One prominent local artist who uses dimensional paint as an illusionistic tool is Robert Helm. Widely known for his modest-sized, surrealistic panels in which birds, rocks, and wood grain figure prominently, Helm relies on trompe l’oeil to further a sense of mystery and contradiction. It’s impossible to tell exactly how he creates his painted surfaces, pitted like the moon in places, polished to a marble sheen elsewhere, and that’s partly the point. Helm, like the early Rembrandt is part painter, part sculptor, with the line of division purposely vague.

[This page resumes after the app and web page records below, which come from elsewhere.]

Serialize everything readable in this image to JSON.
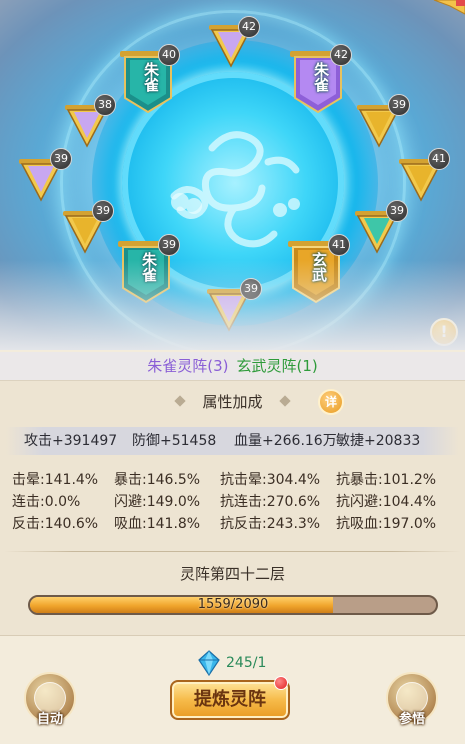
{
  "array": {
    "banners": [
      {
        "id": "top",
        "glyph": "",
        "level": "42",
        "theme": "gold-purple"
      },
      {
        "id": "upper-left",
        "glyph": "朱雀",
        "level": "40",
        "theme": "zhuque-teal"
      },
      {
        "id": "upper-right",
        "glyph": "朱雀",
        "level": "42",
        "theme": "zhuque-purple"
      },
      {
        "id": "left-1",
        "glyph": "",
        "level": "38",
        "theme": "gold-purple"
      },
      {
        "id": "right-1",
        "glyph": "",
        "level": "39",
        "theme": "gold"
      },
      {
        "id": "left-2",
        "glyph": "",
        "level": "39",
        "theme": "gold-purple"
      },
      {
        "id": "right-2",
        "glyph": "",
        "level": "41",
        "theme": "gold"
      },
      {
        "id": "left-3",
        "glyph": "",
        "level": "39",
        "theme": "gold"
      },
      {
        "id": "right-3",
        "glyph": "",
        "level": "39",
        "theme": "gold-teal"
      },
      {
        "id": "lower-left",
        "glyph": "朱雀",
        "level": "39",
        "theme": "zhuque-teal"
      },
      {
        "id": "lower-right",
        "glyph": "玄武",
        "level": "41",
        "theme": "xuanwu-gold"
      },
      {
        "id": "bottom",
        "glyph": "",
        "level": "39",
        "theme": "gold-purple"
      }
    ],
    "alert_symbol": "!"
  },
  "summary": {
    "zhuque": "朱雀灵阵(3)",
    "xuanwu": "玄武灵阵(1)"
  },
  "attributes": {
    "title": "属性加成",
    "detail_label": "详",
    "totals": {
      "attack": "攻击+391497",
      "defense": "防御+51458",
      "hp": "血量+266.16万",
      "agility": "敏捷+20833"
    },
    "rows": [
      [
        "击晕:141.4%",
        "暴击:146.5%",
        "抗击晕:304.4%",
        "抗暴击:101.2%"
      ],
      [
        "连击:0.0%",
        "闪避:149.0%",
        "抗连击:270.6%",
        "抗闪避:104.4%"
      ],
      [
        "反击:140.6%",
        "吸血:141.8%",
        "抗反击:243.3%",
        "抗吸血:197.0%"
      ]
    ]
  },
  "layer": {
    "title": "灵阵第四十二层",
    "progress_text": "1559/2090",
    "current": 1559,
    "max": 2090
  },
  "bottom": {
    "crystal_count": "245/1",
    "auto_label": "自动",
    "refine_label": "提炼灵阵",
    "insight_label": "参悟"
  },
  "colors": {
    "zhuque_text": "#8a5fd6",
    "xuanwu_text": "#2e9b3a",
    "progress_fill": "#f0a52c",
    "crystal": "#2aa6e0"
  }
}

No such mystery adheres to the work of Ben Darby, whose work was featured at the now-closed Bryan Ohno Gallery. Darby’s work featured a comic universe of unlikely elements like rubber chickens, silverware, and phalluses. Throwing all subtlety to the winds, many of Darby’s painted elements were actually molded in the paint, raised in relief like so many plastic parts in a ready-to-assemble model making kit, interacting with painted landscape elements which are more conventionally depicted.
As for artists using coagulated, dimensional paint as an expressive element in its own right, two recent shows provide some excellent examples. Mark Takamichi Miller in his recent exhibit at Howard House displayed tiny, cut-out human figures based on found photographs, mounted directly onto the wall. The clotted, wrinkled, tortured-looking paint surface of these miniature figures appeared crushed and distorted, like a rag doll run over by a truck.
Less contorted, but with the oil paint in even higher relief, were the abstractions on view at Francine Seders last month of Olivia Britt. Britt has evolved a technique for creating slabs of pure oil paint inches thick, carved into uneven surfaces like a relief map of the Grand Canyon — here creased like a deep trench, there scooped out like a crater. Other paintings feature pockmarked plains and folded mounds, with each surface set apart by deep color as well as texture.
Art-making methods have become far more various since the long-ago time of Rembrandt and Caravaggio. The fine arts now include such new media as video, photography, and collage. But as Rembrandt himself demonstrated and subsequent generations of artists have reaffirmed, the properties of paint alone — used with freedom and imagination — has a nearly infinite potential to engage the creative mind and hand.